Illustration by Lior Zaltzman
“Will you be writing a regret post about the election?”
A few months ago, I wrote about how I was debating whether or not to go home to Israel for the elections. Well, spoiler alert: I didn’t. Like many Israeli friends with families and jobs and New York rents to pay, I did not buy a ticket to Israel.
As the elections drew near, I felt my anticipation mixing with a creeping regret. “This election is important” was the message that echoed all over my social media feeds and the subtext in every phone conversation I had with my family and friends.
For Israelis abroad, this election meant something too. If things were to change for the better, so many of us would so happily return. For the sake of raising our children with our families around. For the sake of Hebrew and warmth.
Of the Israelis that I’ve met in my five years in New York, those who don’t want to go back to Israel seem to be a minority, not a majority. A real mahapach, a real change in government, would help the day of our return grow nearer.
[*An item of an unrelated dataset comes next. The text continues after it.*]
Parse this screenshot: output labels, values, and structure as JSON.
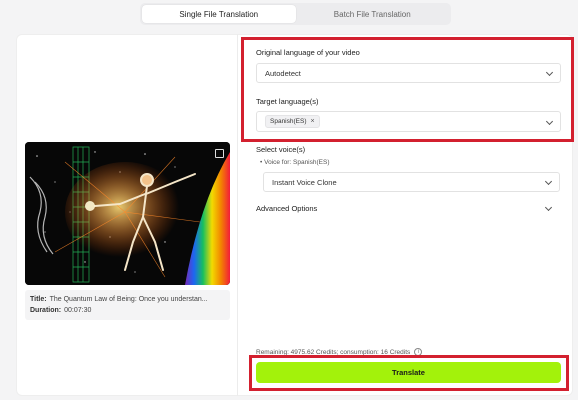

“If it’s Bibi again, I will definitely regret not going back to vote” is what I thought a week before the election.
Hope Sneaking In?
Israeli election day started out for me as a pretty Terrible Tuesday. “I’ve lost my voice both literally and figuratively today” I wrote on Facebook at 5 am, up with a sore throat. But as I read my Facebook wall, I found some hope sneaking in with the crumminess. My friends and family all across Israel were voting. Posting pictures with ballots that said Meretz or Zionist Union.
The day before, I asked that same Facebook hive mind what the Knesset would look like if only my friends and friends of friends were voting. That’s when a friend posted ivote.org.il and I got my answer. Well, I’m sure you won’t be surprised if I tell you that in that imaginary world, you’d be faced today with Prime Minister Zehava Gal-On, the head of the left-wing Meretz party.
On Tuesday afternoon, my family’s Whatsapp group did a round-up of their votes. If my family made up the Knesset, it would be a Buji party.
Five minutes before the exit polls, the family Whatsapp group starts flashing:
Mom: Crossing my fingers and toes.
Atzuv Atzuv Atzuv
This was the message flashing from my phone, less than a minute after the exit polls came in. So poignantly, my mother wrote: “Sad, sad, sad.”
“Meretz passed and Yachad didn’t :) and Bennett crashed. That good news to me” my brother tried to comfort her.
“It’s all because grandma didn’t vote for Buji,” my mom tried to alleviate the mood.
“It’s all because I didn’t go back to vote,” I thought to myself, for a sneaking second.
When the exit polls came in, the creeping hope turned into pragmatism. When the final numbers came in, my pragmatism turned into despair. “Maybe Bibi again” turned into “definitely Bibi again.” I remembered the post on my Facebook wall saying that going back to Bibi is like going back to a bad boyfriend, or even a battering husband. It all felt like too much.
I lay down on my couch after a long day at work. I wished I had my family and friends there. I wished I could give hugs instead of sending sad emoticons. I wished I could have those Viber conversations face to face, over a St. Patrick’s Day drink.
Je Ne Regrette Rien
And that’s my only regret: not being there after the deluge. Because my vote, I am now certain, would not have changed anything.
Because as I woke up this morning, I woke up to the future the Israeli people voted for. There was no tampering with the ballots. And while Netanyahu’s alarming statements about Israeli Arabs at the ballots could be considered undemocratic, he still got the majority of the votes.
This is what Israel wanted. Fantasy Prime Minister Zehava Gal-On is resigning, because she couldn’t bring in the MKs she promised. Buji is just a man with a ministry, not a king. And we’re back in bed with Bibi, whether we want it or not.
In the meantime, my social media feeds are pretty somber. A picture of a guy kissing his foreign passport went viral. More than one friend used the election results as an opportunity to announce they were leaving the country and I’m sure that many are secretly thinking of their own exit strategies.
The day of my return to Israel seems to grow further and further away. All I can comfort myself with is the fact that this is the last time it can be “Bibi again.”
Why I Don't Regret Sitting Out Israel's Election